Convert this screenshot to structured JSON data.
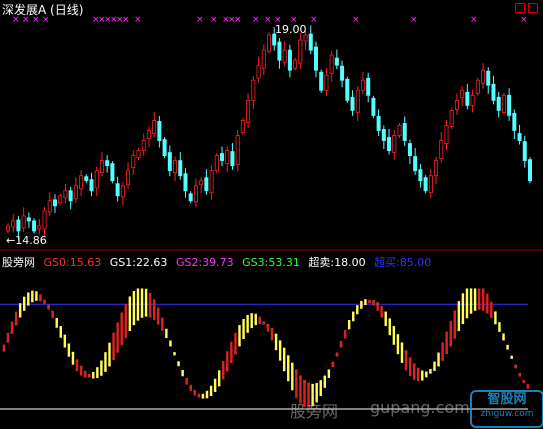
{
  "header": {
    "title": "深发展A (日线)",
    "high_marker": "19.00",
    "low_marker": "←14.86"
  },
  "indicator": {
    "name": "股旁网",
    "items": [
      {
        "label": "GS0:",
        "value": "15.63",
        "color": "#ff3030"
      },
      {
        "label": "GS1:",
        "value": "22.63",
        "color": "#ffffff"
      },
      {
        "label": "GS2:",
        "value": "39.73",
        "color": "#ff33ff"
      },
      {
        "label": "GS3:",
        "value": "53.31",
        "color": "#33ff33"
      },
      {
        "label": "超卖:",
        "value": "18.00",
        "color": "#ffffff"
      },
      {
        "label": "超买:",
        "value": "85.00",
        "color": "#3333ff"
      }
    ]
  },
  "watermark": {
    "left_text": "股旁网",
    "right_text": "gupang.com",
    "logo_text": "智股网",
    "logo_sub": "zhiguw.com"
  },
  "colors": {
    "up": "#ff2020",
    "down": "#55ffff",
    "marker": "#ff33ff",
    "gs0": "#dd2222",
    "gs1": "#ffff55",
    "gs2": "#ff33ff",
    "gs3": "#33ff33",
    "overbuy": "#3333ff",
    "oversell": "#ffffff"
  },
  "chart_data": [
    {
      "type": "candlestick",
      "title": "深发展A (日线)",
      "annotations": [
        "19.00",
        "14.86"
      ],
      "close": [
        15.1,
        15.2,
        15.0,
        15.3,
        15.2,
        15.0,
        15.1,
        15.4,
        15.6,
        15.5,
        15.7,
        15.8,
        15.6,
        15.9,
        16.1,
        16.0,
        15.8,
        16.2,
        16.4,
        16.3,
        16.0,
        15.7,
        15.9,
        16.2,
        16.5,
        16.6,
        16.8,
        17.0,
        17.2,
        16.8,
        16.5,
        16.2,
        16.4,
        16.1,
        15.8,
        15.6,
        15.9,
        16.0,
        15.8,
        16.2,
        16.5,
        16.4,
        16.6,
        16.3,
        16.9,
        17.2,
        17.6,
        18.0,
        18.3,
        18.6,
        18.9,
        18.7,
        18.4,
        18.6,
        18.2,
        18.4,
        18.8,
        18.9,
        18.6,
        18.2,
        17.8,
        18.1,
        18.5,
        18.3,
        18.0,
        17.6,
        17.4,
        17.8,
        18.0,
        17.7,
        17.3,
        17.0,
        16.8,
        16.6,
        16.9,
        17.1,
        16.8,
        16.5,
        16.2,
        16.0,
        15.8,
        16.1,
        16.4,
        16.8,
        17.1,
        17.4,
        17.6,
        17.8,
        17.5,
        17.7,
        18.0,
        18.2,
        17.9,
        17.6,
        17.4,
        17.7,
        17.3,
        17.0,
        16.8,
        16.4,
        16.0
      ]
    },
    {
      "type": "bar",
      "title": "股旁网",
      "series": [
        {
          "name": "GS0",
          "last": 15.63
        },
        {
          "name": "GS1",
          "last": 22.63
        },
        {
          "name": "GS2",
          "last": 39.73
        },
        {
          "name": "GS3",
          "last": 53.31
        }
      ],
      "levels": {
        "超卖": 18.0,
        "超买": 85.0
      }
    }
  ]
}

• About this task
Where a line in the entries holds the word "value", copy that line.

• Written solution
        "value": "15.63",
        "value": "22.63",
        "value": "39.73",
        "value": "53.31",
        "value": "18.00",
        "value": "85.00",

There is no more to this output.